Final Call for Abstracts: "Immortalizing the Ordinary: Wittgenstein and the Arts"

Stefan Koller's picture
Call for Papers
April 1, 2016
Subject Fields: 
Architecture and Architectural History, Philosophy
Call for Abstracts - symposium at Wittgensteinhaus, Vienna, July 18-19 2016.
Wittgenstein famously argues against metaphysical claims, or those explanations he describes as having gone beyond both the limits of language and of our ability to comprehend. The boundaries of architecture’s language, typically set by our historians, theorists, and practitioners, would by extension also teeter into the non-sensical on crossing the threshold of comprehension. Given the possibility of non-sense in architecture discourse, this call for papers asks that architecture’s language be scrutinized according to the loose analytic method of later Wittgenstein. For many lay person, perhaps even lay architect, would claim there is discourse that is either setting new limits to our language surrounding building or falling into non-sense. Perhaps there is value in delineating what the boundaries of sense in architecture are?

The position against metaphysics, often referred to in the standard reading as the anti-metaphysical critique, suggests that Wittgenstein would reject all of architecture theory.
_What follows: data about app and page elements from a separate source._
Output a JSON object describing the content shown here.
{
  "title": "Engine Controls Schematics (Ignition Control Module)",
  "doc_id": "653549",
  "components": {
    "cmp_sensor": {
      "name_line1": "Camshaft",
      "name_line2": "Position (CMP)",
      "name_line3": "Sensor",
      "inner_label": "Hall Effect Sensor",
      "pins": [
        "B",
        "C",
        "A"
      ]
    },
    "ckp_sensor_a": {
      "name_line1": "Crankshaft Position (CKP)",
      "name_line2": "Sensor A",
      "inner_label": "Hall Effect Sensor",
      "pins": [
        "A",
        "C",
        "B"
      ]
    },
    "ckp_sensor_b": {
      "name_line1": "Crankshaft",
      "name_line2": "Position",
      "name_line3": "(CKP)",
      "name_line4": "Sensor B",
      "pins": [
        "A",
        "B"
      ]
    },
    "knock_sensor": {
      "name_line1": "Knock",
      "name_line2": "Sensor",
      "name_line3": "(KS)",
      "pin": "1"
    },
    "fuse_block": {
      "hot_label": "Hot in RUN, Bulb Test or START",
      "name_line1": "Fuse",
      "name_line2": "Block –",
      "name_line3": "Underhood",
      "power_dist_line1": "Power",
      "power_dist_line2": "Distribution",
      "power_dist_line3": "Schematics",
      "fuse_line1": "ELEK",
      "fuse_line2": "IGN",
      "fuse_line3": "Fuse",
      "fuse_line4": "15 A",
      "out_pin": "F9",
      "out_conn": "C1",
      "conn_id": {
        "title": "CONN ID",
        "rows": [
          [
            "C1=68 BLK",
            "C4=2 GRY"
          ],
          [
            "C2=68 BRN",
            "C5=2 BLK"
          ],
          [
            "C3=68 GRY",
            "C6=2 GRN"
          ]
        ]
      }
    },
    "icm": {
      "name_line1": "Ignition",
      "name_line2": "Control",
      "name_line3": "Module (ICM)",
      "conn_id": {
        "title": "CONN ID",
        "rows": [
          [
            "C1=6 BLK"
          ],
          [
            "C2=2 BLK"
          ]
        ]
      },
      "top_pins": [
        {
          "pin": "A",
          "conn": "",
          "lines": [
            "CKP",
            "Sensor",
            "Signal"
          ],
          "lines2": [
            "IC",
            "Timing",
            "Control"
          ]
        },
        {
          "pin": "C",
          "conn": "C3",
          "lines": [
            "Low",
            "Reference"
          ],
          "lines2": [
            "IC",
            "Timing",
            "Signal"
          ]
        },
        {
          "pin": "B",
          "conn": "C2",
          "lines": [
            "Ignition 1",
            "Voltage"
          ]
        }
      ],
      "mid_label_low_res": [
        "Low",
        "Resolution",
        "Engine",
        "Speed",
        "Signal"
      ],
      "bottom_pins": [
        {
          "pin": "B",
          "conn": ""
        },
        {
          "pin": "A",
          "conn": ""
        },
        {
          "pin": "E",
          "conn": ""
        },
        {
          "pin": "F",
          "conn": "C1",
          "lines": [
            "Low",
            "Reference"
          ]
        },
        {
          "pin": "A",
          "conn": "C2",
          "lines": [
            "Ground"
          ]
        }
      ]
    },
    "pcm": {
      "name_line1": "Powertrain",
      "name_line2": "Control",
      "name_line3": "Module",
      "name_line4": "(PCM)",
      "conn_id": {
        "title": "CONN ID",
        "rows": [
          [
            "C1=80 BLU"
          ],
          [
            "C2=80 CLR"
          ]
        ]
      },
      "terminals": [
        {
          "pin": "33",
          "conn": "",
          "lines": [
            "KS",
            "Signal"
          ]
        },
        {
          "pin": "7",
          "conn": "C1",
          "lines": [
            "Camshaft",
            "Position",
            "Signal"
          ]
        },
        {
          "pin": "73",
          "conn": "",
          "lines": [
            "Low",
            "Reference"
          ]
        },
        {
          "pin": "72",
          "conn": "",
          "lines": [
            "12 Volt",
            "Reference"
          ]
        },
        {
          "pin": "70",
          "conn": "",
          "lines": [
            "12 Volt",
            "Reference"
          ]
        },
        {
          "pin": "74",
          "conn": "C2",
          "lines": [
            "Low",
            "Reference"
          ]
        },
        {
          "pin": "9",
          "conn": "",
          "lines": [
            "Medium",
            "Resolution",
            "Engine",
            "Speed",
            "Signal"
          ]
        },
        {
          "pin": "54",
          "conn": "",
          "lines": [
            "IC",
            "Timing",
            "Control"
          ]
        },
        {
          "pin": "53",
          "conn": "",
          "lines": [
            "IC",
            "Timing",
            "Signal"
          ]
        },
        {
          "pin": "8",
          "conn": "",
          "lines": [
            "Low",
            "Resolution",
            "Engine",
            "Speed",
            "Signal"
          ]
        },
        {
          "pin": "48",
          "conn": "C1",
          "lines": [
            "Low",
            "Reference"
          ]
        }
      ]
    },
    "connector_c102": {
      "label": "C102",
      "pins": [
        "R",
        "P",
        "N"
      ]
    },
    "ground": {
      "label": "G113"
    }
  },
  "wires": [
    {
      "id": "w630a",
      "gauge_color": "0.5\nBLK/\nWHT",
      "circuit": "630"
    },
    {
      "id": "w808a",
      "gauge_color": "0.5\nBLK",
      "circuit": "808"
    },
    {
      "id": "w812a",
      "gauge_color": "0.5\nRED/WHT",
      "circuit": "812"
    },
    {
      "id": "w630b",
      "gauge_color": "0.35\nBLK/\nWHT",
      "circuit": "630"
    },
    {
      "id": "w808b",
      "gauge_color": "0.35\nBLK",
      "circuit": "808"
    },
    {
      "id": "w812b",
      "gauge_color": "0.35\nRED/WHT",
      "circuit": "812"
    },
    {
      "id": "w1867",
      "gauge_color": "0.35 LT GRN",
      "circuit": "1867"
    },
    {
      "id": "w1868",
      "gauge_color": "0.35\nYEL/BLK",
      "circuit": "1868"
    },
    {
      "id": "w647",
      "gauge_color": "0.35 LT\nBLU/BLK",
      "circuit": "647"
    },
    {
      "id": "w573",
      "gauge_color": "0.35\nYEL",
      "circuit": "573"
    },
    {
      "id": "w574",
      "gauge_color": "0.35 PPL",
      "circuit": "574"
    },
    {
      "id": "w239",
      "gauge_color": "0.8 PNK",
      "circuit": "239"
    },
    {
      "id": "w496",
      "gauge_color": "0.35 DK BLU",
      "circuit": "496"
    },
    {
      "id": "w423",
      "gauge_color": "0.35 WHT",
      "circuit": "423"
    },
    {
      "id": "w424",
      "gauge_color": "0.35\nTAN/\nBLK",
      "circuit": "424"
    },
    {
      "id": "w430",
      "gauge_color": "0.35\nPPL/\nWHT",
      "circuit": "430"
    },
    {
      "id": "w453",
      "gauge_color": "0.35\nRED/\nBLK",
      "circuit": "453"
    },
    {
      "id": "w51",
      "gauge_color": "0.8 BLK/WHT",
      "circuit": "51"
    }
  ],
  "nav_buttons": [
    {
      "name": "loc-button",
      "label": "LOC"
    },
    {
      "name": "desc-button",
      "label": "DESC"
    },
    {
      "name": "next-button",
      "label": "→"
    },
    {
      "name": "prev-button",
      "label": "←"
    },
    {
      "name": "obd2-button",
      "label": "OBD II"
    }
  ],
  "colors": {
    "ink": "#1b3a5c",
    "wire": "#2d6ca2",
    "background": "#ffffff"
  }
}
Yet, a sweeping rejection seems too drastic, even for Wittgenstein. Given that theoretical work has successfully resonated with us, its audience, evidenced by the fact that we in turn shape building informed by theoretical work, not all theoretical reflection can be meaningless. On closer reading, it is clear that Wittgenstein suggests that some forms of reflection do fall out side of his metaphysical critique, suggesting further still that only some forms of theory are contested by his non-sense claim.

Compounding the matter within the case of architecture, Wittgenstein defines architecture in such a manner as to suggest that it is defined beyond its physical reality, or metaphysically. He states, “architecture immortalizes and glorifies.” Precisely what is immortalized and glorified is necessarily an idea about a thing, or a notion attributed to the building, as opposed to a physical characteristic embodied within it.

Assuming there is no contradiction with Wittgenstein’s anti-metaphysical critique and architecture theory broadly speaking, the paradox of Wittgenstein’s writing and his definition of architecture becomes clear. His anti-metaphysical critique values the immediacy of the present and the tangibility of the physically verifiable, yet he defines architecture as immortalizing and glorifying. How can we understand architecture as both ordinary and immortal? How can architecture maintain its understandings and narratives with the everyday while simultaneously reaching a status of immortality and glorification?

The two-day symposium set at the Wittgenstein House in Vienna looks to bring to architects and designers’ attention the potential significance of Wittgenstein’s method of investigation to their work, in terms of both understanding architecture and excelling at its practice. The possibilities for explanation are broad and interdisciplinary, and as such, participants are asked only to narrow their focus to the building, the city, or tectonic exercises. Participants are also asked not to limit their discussion to either aesthetics or to ethics, as for Wittgenstein, “aesthetics and ethics are one.”

Organized by Dr. Carolyn A. Fahey. For any questions regarding the call for papers, event, or post-event publication, please email the organizer at carfahey[at]

Abstracts are due by 01 April 2016 to isparchitecture[at] Abstracts should be no more than 500 words, they should address the symposium theme, and they should deal competently with both architecture and philosophy.

Abstracts are due by 01 April 2016 to isparchitecture[at] Abstracts should be no more than 500 words, they should address the symposium theme, and they should deal competently with both architecture and philosophy.

Authors of accepted submissions will be notified by 01 May 2016.

Papers will be published in a special issue of Architecture Philosophy.

Registration is 200 EUROS. More details will be announced closer to the event.

Contact Info: 

International Society for the Philosophy of Architecture

c/o Dr Carolyn A Fahey